Stay safe. That phrase has become ubiquitous in our lexicon thanks to the COVID-19 pandemic. How can communities better position themselves for resiliency, bring their residents together, and keep their economies moving while maintaining social distancing recommendations?
About the Expert:
Jeffrey Siewert, PE is the transportation group leader and senior project manager in the Tampa-Hidden River Parkway office in Florida. Complete Streets elements are part of many of his projects, including City of Tampa Walk-Bike FDOT Local Agency Program projects on Columbus Drive and 46th Street.
What Does It Mean to Adapt?
Adaptation is defined as your response when leaving your comfort zone or when forced out of your comfort zone.

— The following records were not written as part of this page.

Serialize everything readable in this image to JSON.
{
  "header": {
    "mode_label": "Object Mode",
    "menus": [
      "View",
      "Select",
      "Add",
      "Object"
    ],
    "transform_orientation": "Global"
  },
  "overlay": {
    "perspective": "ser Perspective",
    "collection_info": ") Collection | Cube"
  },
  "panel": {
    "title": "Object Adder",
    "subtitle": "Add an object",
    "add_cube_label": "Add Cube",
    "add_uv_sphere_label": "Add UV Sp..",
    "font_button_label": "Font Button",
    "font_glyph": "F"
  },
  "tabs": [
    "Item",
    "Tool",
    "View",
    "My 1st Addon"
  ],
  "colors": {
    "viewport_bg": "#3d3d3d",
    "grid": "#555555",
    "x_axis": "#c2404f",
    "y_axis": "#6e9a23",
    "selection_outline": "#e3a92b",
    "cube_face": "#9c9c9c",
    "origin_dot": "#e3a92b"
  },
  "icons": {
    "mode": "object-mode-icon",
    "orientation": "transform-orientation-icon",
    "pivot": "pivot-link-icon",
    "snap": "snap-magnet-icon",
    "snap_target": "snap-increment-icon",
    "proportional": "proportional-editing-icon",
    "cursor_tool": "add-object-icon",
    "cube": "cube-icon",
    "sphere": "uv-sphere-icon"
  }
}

Most of us can relate to being forced out of our comfort zones over the last six months, yet we still crave social connection.
Complete Street concepts can play a large role in helping cities adapt to their residents’ wants and needs. By converting street parking to outdoor dining space, communities have essentially repurposed the single parking stall in favor of flexible, user-friendly spaces that support the local economy.
Going a step further, planners, engineers, and landscape architects are thinking outside the box, using solar panels as table umbrellas, street shades, or awnings to provide power for a multitude of uses. Pergolas can also serve as the framework for those solar panels, and other solar modules can function as outdoor seating but have the potential to serve as electric vehicle charging stations, control lighting, or power outdoor workstations.
How Do We Get People to Walk?
If a community has adapted under newly established safety protocols, how do we get people to use those spaces? Walkability is key, and four elements are needed for people to make the choice to walk: The walk must be useful, safe, comfortable, and interesting.
Jeff Speck, an internationally renowned walkable streets expert and author of several publications covering all things Complete Streets, notes that safety is paramount and ultimately the job of designers and engineers to ensure that streets are safe for everyone.
It is widely known that it’s becoming more dangerous to be a pedestrian, and engineers can use the adage that “environment encourages behavior” to help them design for safety.
The classic “road diet” – better phrased as repurposing – is one technique, along with restriping or totally rebuilding to incorporate medians, trees, protected bikes lanes, etc.
“Skinny streets” – 10 feet wide is now considered the desirable urban feature for busy, mixed-use through streets — are much safer than even 11- or 12-foot-wide streets. Motorists are forced to slow down, and studies have shown that slower speeds are exponentially safer for pedestrians, resulting in fewer deaths with the benefit of increased economic activity on improved thoroughfares.
How Can I Learn More?
For more about how communities can keep their streets safe but usable, along with tips on how to implement some of these new concepts, the Ayres-sponsored webinar “Complete Streets: Adapting for people, places, and networks” is a valuable resource.
The webinar included presentations from Jeff Speck as well as from Robert Steuteville of the Congress for New Urbanism; and Michael Moule, chief engineer for the County of Kauai, Hawaii. You’ll also hear from me, Ayres landscape architect Chris Silewski, and Ayres municipal engineer Disa Wahlstrand.